Giuliano Gaia has been working in the field of digital communications for museums since 1995 and is the co-founder with Stefania Boiano of InvisibleStudio, a studio based in London and Milan bringing technological innovation to museums, creating new cultural experiences and experimenting with new formats for university and corporate training aimed at clients worldwide, like Bayer, ING Direct, Malta Tourism Authority, McAfee, Sony, MIT, to name a few.

Before InvisibleStudio, Giuliano built the first website for WWF Italy, founded the New Media Department at the Science Museum of Milan and created Virtual Leonardo, an online 3D interactive world that anticipated Second Life and was mentioned in the New York Times. Giuliano is an adjunct professor in Digital Communication at IULM University in Milan.

Graham Diprose
Independent, UK

Digital Preservation and Access: Photography past, present, and future

Photographic images from over the past two centuries, have offered us all a ‘unique and believable’ documentary record of our history, culture, and beliefs. Early photographers strove to achieve monochrome image longevity. It was more of a surprise that the colour films from the past hundred years, were at greater risk of fading and disintegration than the silver gelatine monochrome plates from earlier generations.

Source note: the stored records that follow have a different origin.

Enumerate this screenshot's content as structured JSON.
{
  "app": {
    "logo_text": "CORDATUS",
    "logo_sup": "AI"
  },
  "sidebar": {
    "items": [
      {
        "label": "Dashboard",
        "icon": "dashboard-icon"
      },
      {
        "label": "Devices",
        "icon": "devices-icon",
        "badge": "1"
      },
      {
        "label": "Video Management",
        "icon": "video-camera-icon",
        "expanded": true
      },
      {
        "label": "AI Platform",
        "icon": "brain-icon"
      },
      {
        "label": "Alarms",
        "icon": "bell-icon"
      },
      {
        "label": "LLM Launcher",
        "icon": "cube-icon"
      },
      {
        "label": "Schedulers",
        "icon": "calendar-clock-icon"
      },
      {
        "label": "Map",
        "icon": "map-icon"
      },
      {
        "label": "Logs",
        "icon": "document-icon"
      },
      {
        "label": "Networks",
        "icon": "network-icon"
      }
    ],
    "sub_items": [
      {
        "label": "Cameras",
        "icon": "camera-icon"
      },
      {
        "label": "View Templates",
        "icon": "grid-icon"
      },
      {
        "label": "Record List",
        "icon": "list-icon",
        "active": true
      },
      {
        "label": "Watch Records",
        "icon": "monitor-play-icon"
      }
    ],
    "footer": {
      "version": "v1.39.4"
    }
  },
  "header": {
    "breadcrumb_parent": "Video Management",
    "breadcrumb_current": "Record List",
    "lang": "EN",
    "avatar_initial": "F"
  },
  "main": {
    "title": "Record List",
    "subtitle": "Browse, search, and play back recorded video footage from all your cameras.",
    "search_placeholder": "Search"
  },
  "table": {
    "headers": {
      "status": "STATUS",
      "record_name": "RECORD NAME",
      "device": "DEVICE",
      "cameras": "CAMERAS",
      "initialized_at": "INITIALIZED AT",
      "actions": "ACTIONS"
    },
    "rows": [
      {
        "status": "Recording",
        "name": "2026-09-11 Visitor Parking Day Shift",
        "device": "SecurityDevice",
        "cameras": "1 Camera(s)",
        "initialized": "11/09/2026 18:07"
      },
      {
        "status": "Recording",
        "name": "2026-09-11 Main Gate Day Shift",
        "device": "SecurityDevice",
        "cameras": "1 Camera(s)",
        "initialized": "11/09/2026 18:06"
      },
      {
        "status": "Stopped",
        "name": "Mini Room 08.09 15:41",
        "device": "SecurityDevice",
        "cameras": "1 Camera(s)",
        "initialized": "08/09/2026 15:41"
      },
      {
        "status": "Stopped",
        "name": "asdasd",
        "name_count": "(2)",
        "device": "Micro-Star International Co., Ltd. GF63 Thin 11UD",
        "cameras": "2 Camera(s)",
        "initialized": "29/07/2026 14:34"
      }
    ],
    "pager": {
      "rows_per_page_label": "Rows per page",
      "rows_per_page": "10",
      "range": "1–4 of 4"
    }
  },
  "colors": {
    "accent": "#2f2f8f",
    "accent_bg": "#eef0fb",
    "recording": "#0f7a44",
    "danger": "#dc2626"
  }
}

Today’s digital imaging offers a much simpler means to capture and share our photographs. However, redundant software and file formats, data storage failure and ‘bit rot’ literally breaking down data over time, make this the most fragile media of all. Even if an artist finds a suitable archive for their work, supposing in the future that there is no funding for further vital migration, or the archive takes newer material, considered more important? Our, yet unborn, great-grandchildren may have very different aesthetic tastes and not necessarily value our personal digital collection.

This presentation proposes that museums and artists should revisit a proven centuries-old technology of pigment images on acid-free paper via digital inkjet printing, or making short-run self-publish books, as ‘a safer insurance’ for the very long-term archiving of the most vital parts of their research and collections.

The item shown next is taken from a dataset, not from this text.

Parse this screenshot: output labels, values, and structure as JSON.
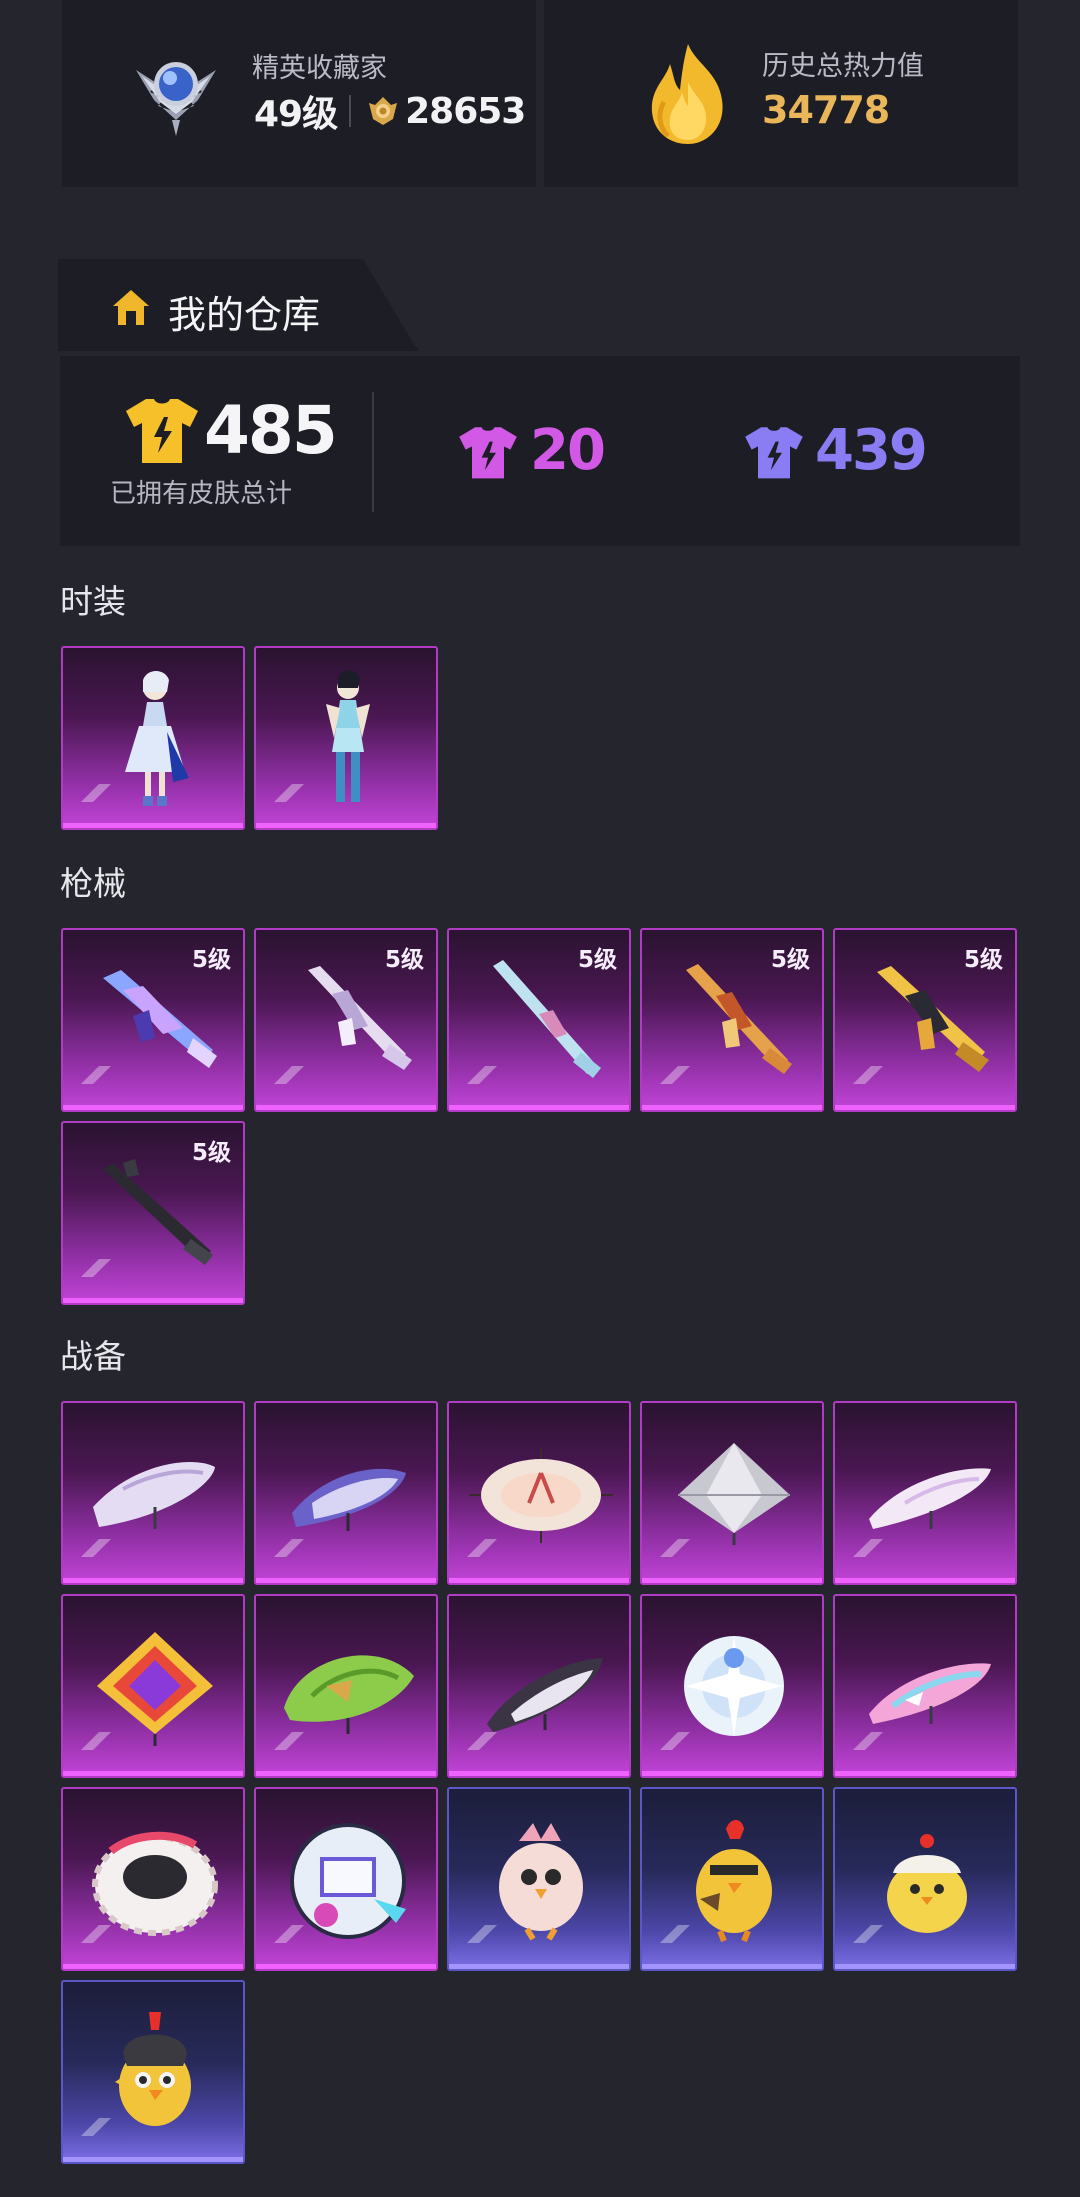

Graham Diprose is a photographer and author. During the 1970s and 1980s, he worked as a freelance advertising photographer based in central London and taught photography part-time. During the 1980s and 1990s, he became a full-time lecturer at the London College of Communication and later Lead Tutor in Photography within the Faculty of Design.

More recent work has involved large research projects concerning the history of the River Thames and an international textbook for Thames & Hudson published in the UK, US, and Chinese Mandarin. Graham retired from the role of Lead Tutor at Speos Institute, London, to work on researching and outputting self-publishing books mapping the detailed ancestry of his entire family.

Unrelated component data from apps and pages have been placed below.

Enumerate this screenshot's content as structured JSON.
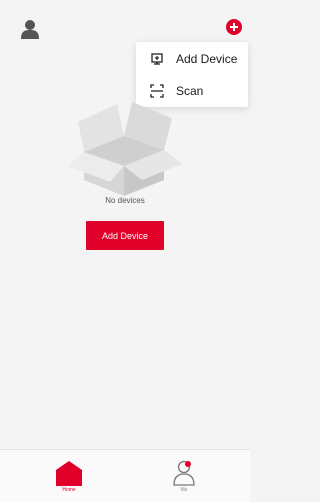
{
  "colors": {
    "accent": "#e0002a",
    "background": "#f4f4f4",
    "text": "#1a1a1a",
    "muted": "#888888"
  },
  "top_bar": {
    "profile_icon": "person-icon",
    "add_icon": "plus-circle-icon"
  },
  "menu": {
    "items": [
      {
        "label": "Add Device",
        "icon": "device-add-icon"
      },
      {
        "label": "Scan",
        "icon": "scan-icon"
      }
    ]
  },
  "empty_state": {
    "illustration": "open-box-icon",
    "message": "No devices",
    "button_label": "Add Device"
  },
  "bottom_nav": {
    "items": [
      {
        "label": "Home",
        "icon": "home-icon",
        "active": true
      },
      {
        "label": "Me",
        "icon": "profile-icon",
        "active": false,
        "badge_dot": true
      }
    ]
  }
}
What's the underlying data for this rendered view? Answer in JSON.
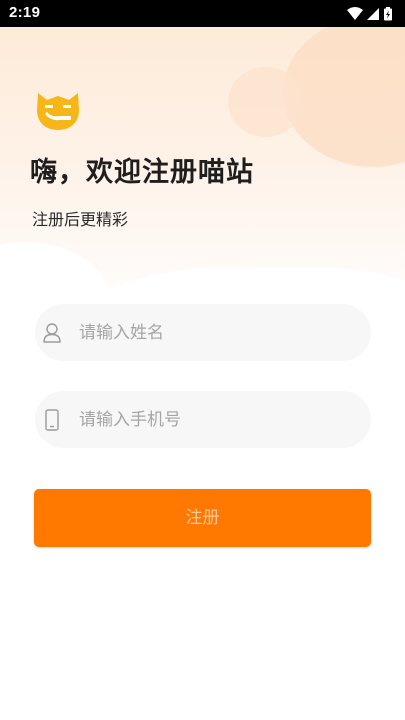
{
  "status_bar": {
    "time": "2:19",
    "icons": [
      "wifi-icon",
      "cellular-signal-icon",
      "battery-icon"
    ]
  },
  "header": {
    "logo_icon": "cat-logo-icon",
    "title": "嗨，欢迎注册喵站",
    "subtitle": "注册后更精彩"
  },
  "form": {
    "name_field": {
      "icon": "user-icon",
      "placeholder": "请输入姓名",
      "value": ""
    },
    "phone_field": {
      "icon": "phone-icon",
      "placeholder": "请输入手机号",
      "value": ""
    },
    "submit_label": "注册"
  },
  "colors": {
    "accent": "#ff7900",
    "logo_yellow": "#f6b617",
    "header_bg": "#fdebd9",
    "placeholder": "#a5a5a5",
    "button_text": "#ffc79c"
  }
}
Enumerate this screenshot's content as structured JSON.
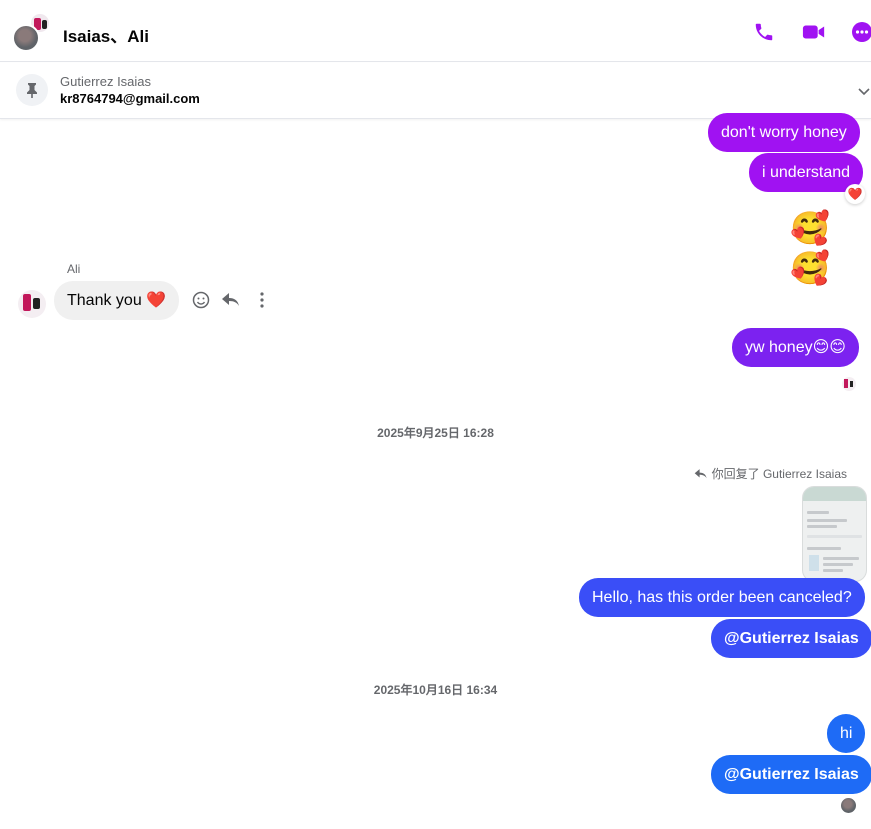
{
  "header": {
    "title": "Isaias、Ali",
    "accent_color": "#a012f2",
    "actions": [
      "phone-icon",
      "video-icon",
      "more-icon"
    ]
  },
  "pinned": {
    "name": "Gutierrez Isaias",
    "email": "kr8764794@gmail.com"
  },
  "messages": {
    "m1": "don't worry honey",
    "m2": "i understand",
    "m2_reaction": "❤️",
    "m3_emoji": "🥰🥰",
    "ali_sender": "Ali",
    "ali_text": "Thank you ❤️",
    "m4": "yw honey😊😊",
    "timestamp1": "2025年9月25日 16:28",
    "reply_note": "你回复了 Gutierrez Isaias",
    "m5": "Hello, has this order been canceled?",
    "m6": "@Gutierrez Isaias",
    "timestamp2": "2025年10月16日 16:34",
    "m7": "hi",
    "m8": "@Gutierrez Isaias"
  }
}
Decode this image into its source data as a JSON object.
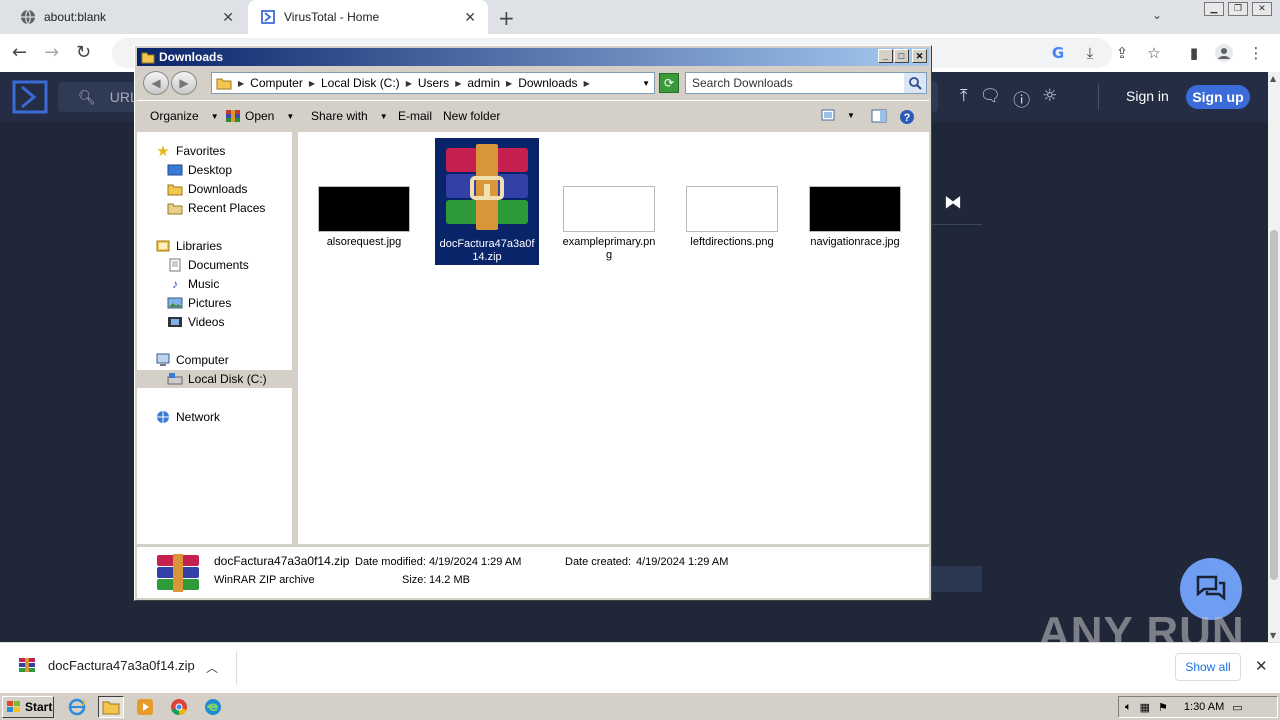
{
  "browser": {
    "tabs": [
      {
        "title": "about:blank"
      },
      {
        "title": "VirusTotal - Home"
      }
    ]
  },
  "virustotal": {
    "search_placeholder": "URL",
    "sign_in": "Sign in",
    "sign_up": "Sign up"
  },
  "explorer": {
    "title": "Downloads",
    "breadcrumbs": [
      "Computer",
      "Local Disk (C:)",
      "Users",
      "admin",
      "Downloads"
    ],
    "search_placeholder": "Search Downloads",
    "commands": {
      "organize": "Organize",
      "open": "Open",
      "share_with": "Share with",
      "email": "E-mail",
      "new_folder": "New folder"
    },
    "nav": {
      "favorites": "Favorites",
      "desktop": "Desktop",
      "downloads": "Downloads",
      "recent_places": "Recent Places",
      "libraries": "Libraries",
      "documents": "Documents",
      "music": "Music",
      "pictures": "Pictures",
      "videos": "Videos",
      "computer": "Computer",
      "local_disk": "Local Disk (C:)",
      "network": "Network"
    },
    "files": [
      {
        "name": "alsorequest.jpg"
      },
      {
        "name": "docFactura47a3a0f14.zip"
      },
      {
        "name": "exampleprimary.png"
      },
      {
        "name": "leftdirections.png"
      },
      {
        "name": "navigationrace.jpg"
      }
    ],
    "details": {
      "file_name": "docFactura47a3a0f14.zip",
      "date_modified_label": "Date modified:",
      "date_modified": "4/19/2024 1:29 AM",
      "date_created_label": "Date created:",
      "date_created": "4/19/2024 1:29 AM",
      "type": "WinRAR ZIP archive",
      "size_label": "Size:",
      "size": "14.2 MB"
    }
  },
  "download_bar": {
    "file_name": "docFactura47a3a0f14.zip",
    "show_all": "Show all"
  },
  "watermark": "ANY RUN",
  "taskbar": {
    "start": "Start",
    "clock": "1:30 AM"
  },
  "colors": {
    "vt_background": "#1f2739",
    "vt_accent": "#3b6bd9",
    "selection": "#0a246a"
  }
}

We live in a world where the digital lens is at the heart of human communication and creativity, and in the hands and minds of billions of people across the globe. As the Metaverse comes to life in extended reality, while our bodies are embedded with digital devices that augment our human powers, how will artists respond to this new world where digital imagination rules? Propelled by big tech and social media, while surveilled by governing bodies, who will fight for individual freedoms for artists, and diverse voices across the globe? We can already see that AI in the arts is opening the creative professions to rising numbers of participants while gatekeepers recede, making way for new educational opportunities to emerge. Looking through the digital lens, we visualise the arts as we position ourselves to travel new exciting and productive paths forward from planet Earth to the Metaverse, we imagine our digital future.

Further online information concerning the EVA London 2023 Conference programme is available under: